We are summoned to this Table in faith. Without faith it is impossible to please God, and we want our time here to be entirely pleasing to Him, as well as to ourselves. This means that we must come with full, complete, entire, evangelical faith in Jesus.
We may come with our sins, because that means we are coming to lay them down. But we may not come in our sins. If we come in our sins, which is to say, if we come in our unbelief, then this has the effect of turning this bread into a crust and the wine into vinegar. This is why Paul could say of some Corinthians that their approach to the Supper was doing more harm that good.
Note that the contrast is not between imperfect sinners coming and perfect saints coming. No, the contrast is between imperfect sinners coming in humility and imperfect sinners coming in insolence and pride. The issue is not the fact of sin—we all confess sin at the beginning of our service for a reason. Any man who says he does not have sin deceives himself.

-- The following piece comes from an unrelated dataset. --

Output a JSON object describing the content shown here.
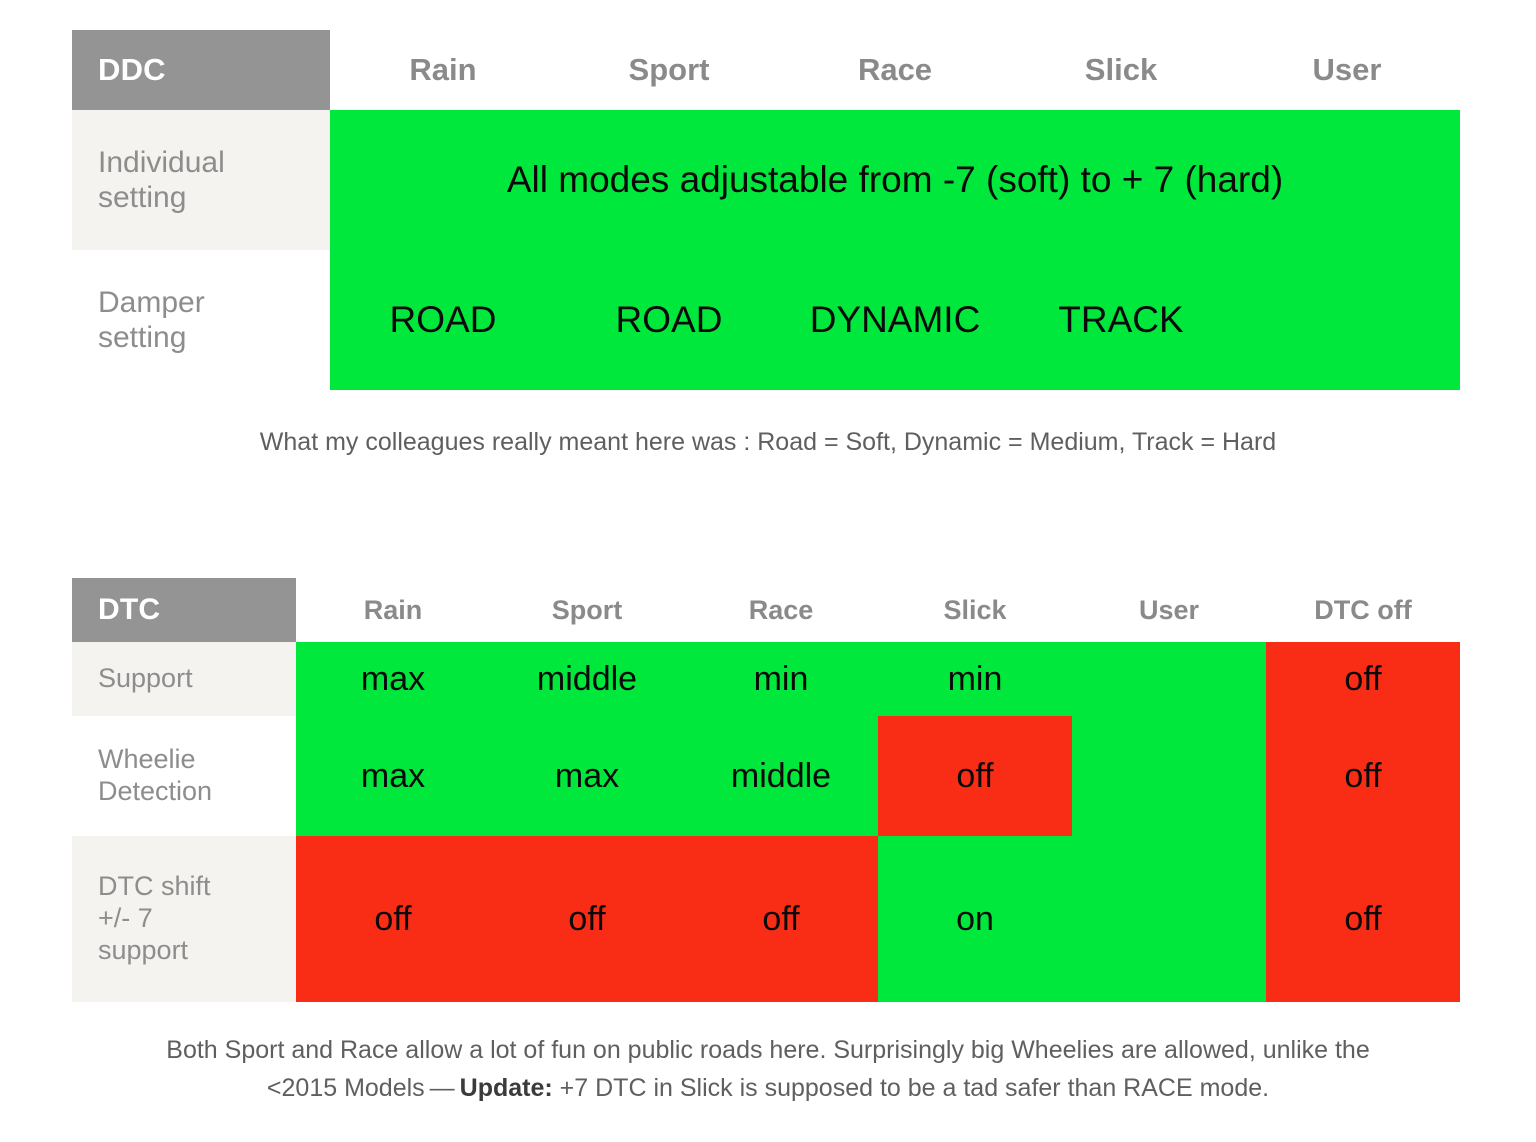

But any man who says that he must continue to hold onto that sin also deceives himself. Christ came to cleanse sin, forgive it, eradicate it . . . He did not come to move it around in our lives. He did not take up residence in your life and heart in order to rearrange the furniture there. He came to remake all. Our presence here should say that this is exactly what we want Him to be doing. So come, and welcome, to Jesus Christ.